I will say that FinalBuilder and FinalBuilder Server are being actively worked on. Below is just a general outline of what we are up to :

FinalBuilder 7.0:

1) Full Unicode support. This is something that we have been working on for the last year. It meant finding replacements for many libraries and components we use, the biggest of which was the Active Scripting support. We ended up having to write our own active scripting library as the old one was impossible to move forward with (the vendor has long since disappeared). This work is mostly completed.

2) A new IDE - with the ability to open multiple projects, and hopefully be able to step into included projects. This required some major re-architecting of the core and the IDE and that is something we are still working on.

3) General enhancements to existing actions and some new actions. As usual, we have a long todo list to keep us busy.

FinalBuilder Server 7.0

FinalBuilder Server 7.0 will be a revision of the FBServer 6.0 code base. (Note that this has changed from my forum post in Nov. due to resourcing issues).

1) Support for more version control triggers. MKS, Clearcase and possibly Git have been identified as popular targets.

2) Enhancements to the user interface.. cleaning up html, more use of client side script to reduce postbacks.

3) Performance enhancements where possible.

We will also be looking at feature requests to see what else we can implement, but many will be implemented in a future product (see below).
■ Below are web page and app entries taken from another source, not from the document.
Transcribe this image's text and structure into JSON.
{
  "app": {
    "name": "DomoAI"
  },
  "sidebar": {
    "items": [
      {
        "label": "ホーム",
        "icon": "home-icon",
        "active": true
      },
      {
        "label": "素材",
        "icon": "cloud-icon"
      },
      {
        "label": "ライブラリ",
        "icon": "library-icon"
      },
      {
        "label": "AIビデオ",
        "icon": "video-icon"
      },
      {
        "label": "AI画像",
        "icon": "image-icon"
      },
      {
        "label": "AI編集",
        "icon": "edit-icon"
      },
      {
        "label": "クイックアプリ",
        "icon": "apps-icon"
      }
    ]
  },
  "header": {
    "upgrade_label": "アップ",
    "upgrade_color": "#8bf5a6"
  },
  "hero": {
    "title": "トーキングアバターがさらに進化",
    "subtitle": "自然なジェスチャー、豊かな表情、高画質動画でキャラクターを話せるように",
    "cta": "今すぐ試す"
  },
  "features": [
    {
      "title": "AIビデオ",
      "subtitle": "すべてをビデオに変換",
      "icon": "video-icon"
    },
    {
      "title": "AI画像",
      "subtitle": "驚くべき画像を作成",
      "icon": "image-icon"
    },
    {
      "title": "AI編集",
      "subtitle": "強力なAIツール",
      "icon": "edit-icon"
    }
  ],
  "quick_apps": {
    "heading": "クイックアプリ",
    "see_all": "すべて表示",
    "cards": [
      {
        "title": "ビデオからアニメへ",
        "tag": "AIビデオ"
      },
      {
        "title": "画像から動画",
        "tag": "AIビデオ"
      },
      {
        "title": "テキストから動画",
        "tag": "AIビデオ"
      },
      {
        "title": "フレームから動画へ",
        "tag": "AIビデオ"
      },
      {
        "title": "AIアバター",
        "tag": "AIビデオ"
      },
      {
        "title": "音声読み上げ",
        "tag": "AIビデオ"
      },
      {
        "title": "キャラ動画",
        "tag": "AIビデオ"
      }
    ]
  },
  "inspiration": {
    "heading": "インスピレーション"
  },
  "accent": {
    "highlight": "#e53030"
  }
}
FinalBuilder Server vNext + 1

Along side the developement of FinalBuilder, we have had another project running over the last year that was intended to be FinalBuilder Server 7. Due to a lack of resources (or more to the point, a lack of success in recruiting) we had to rethink our plans for this product. It's a large project, and it became clear over the last few weeks that it was not going to be ready to release alongside FinalBuilder 7. This project was born out of the feature requests and feedback from users, and an in depth look at what people were really asking for and why, as well as our own future needs (we are our own best customer!). It was clear quite early on that the architecture of FinalBuilder Server was not capable of supporting some of the features, and neither was ASP.NET.
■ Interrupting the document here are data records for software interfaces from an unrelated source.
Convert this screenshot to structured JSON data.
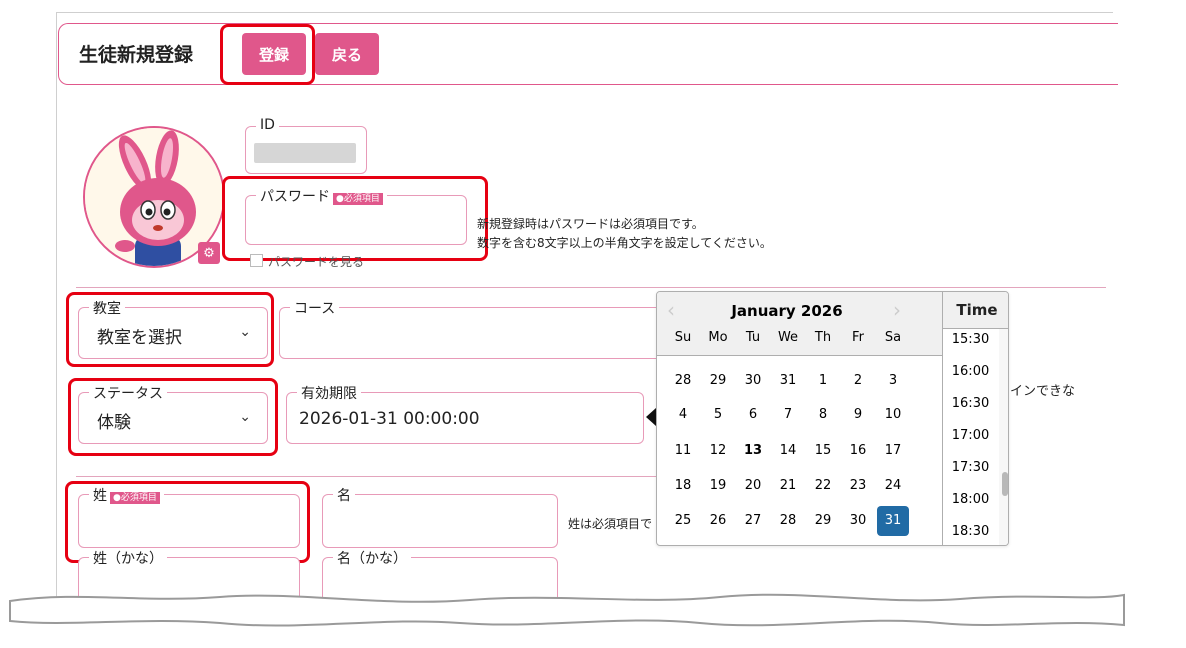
{
  "header": {
    "title": "生徒新規登録",
    "register_label": "登録",
    "back_label": "戻る"
  },
  "account": {
    "id_label": "ID",
    "password_label": "パスワード",
    "required_badge": "●必須項目",
    "password_note_line1": "新規登録時はパスワードは必須項目です。",
    "password_note_line2": "数字を含む8文字以上の半角文字を設定してください。",
    "show_password_label": "パスワードを見る"
  },
  "form": {
    "classroom_label": "教室",
    "classroom_value": "教室を選択",
    "course_label": "コース",
    "status_label": "ステータス",
    "status_value": "体験",
    "expiry_label": "有効期限",
    "expiry_value": "2026-01-31 00:00:00",
    "login_note_fragment": "インできな",
    "last_name_label": "姓",
    "first_name_label": "名",
    "last_name_note": "姓は必須項目で",
    "last_name_kana_label": "姓（かな）",
    "first_name_kana_label": "名（かな）"
  },
  "datepicker": {
    "month_label": "January 2026",
    "weekdays": [
      "Su",
      "Mo",
      "Tu",
      "We",
      "Th",
      "Fr",
      "Sa"
    ],
    "weeks": [
      [
        "28",
        "29",
        "30",
        "31",
        "1",
        "2",
        "3"
      ],
      [
        "4",
        "5",
        "6",
        "7",
        "8",
        "9",
        "10"
      ],
      [
        "11",
        "12",
        "13",
        "14",
        "15",
        "16",
        "17"
      ],
      [
        "18",
        "19",
        "20",
        "21",
        "22",
        "23",
        "24"
      ],
      [
        "25",
        "26",
        "27",
        "28",
        "29",
        "30",
        "31"
      ]
    ],
    "today": "13",
    "selected": "31",
    "time_title": "Time",
    "times": [
      "15:30",
      "16:00",
      "16:30",
      "17:00",
      "17:30",
      "18:00",
      "18:30"
    ]
  },
  "colors": {
    "brand_pink": "#e0578b",
    "highlight_red": "#e60012",
    "selected_day_blue": "#216ba5"
  }
}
So we started fresh. FB Server vNext (actual product name yet to be decided) was designed from outset to support work flow, build agents (possibly also on other platforms), tight integration with bug tracking systems and version control. We are also focusing more on the release management side of things.. management of build artifacts, release notes, tracking which issues are related to which builds, which checkins are related to which builds etc.


Now what you are probably wanting to hear is when will the next versions be released. I'm not going to make any promises here, but we are aiming for FinalBuilder 7 and FBServer 7 at the end of Q1 next year. FinalBuilder Server vNext will come later in the year.

The biggest blocking issue for us at the moment is a lack of manpower (or woman power!). We are finding it hard to recruit suitable people. Canberra is a difficult place to run a software business, we have to compete with the many (both federal and ACT) government departments for people... and despite the election promises the government has only gotten larger over the last 2 years. We will continue our recruitment drive in the new year (but feel free to submit your resume - if you have the right to work and live in Australia).


Nelson Wolf recently published a blog post to introduce the new FinalBuilder action he'd developed. The action checks that all required variables for a project are available at run-time. Quite a handy action if your projects include a lot of subprojects. You can download it from launchpad.net.

He's also created and made available example projects and a 'unit testing' project for the action.

I have to comment on one other comment in the post that gave me a good laugh.

"Initially I had resisted [FinalBuilder] because I thought it might be too easy."

We've previously heard from devs who are hesitant to try a visual tool because of fears that it may restrict what you can automate, but I've never heard of someone avoiding FB because it might make automating builds too easy!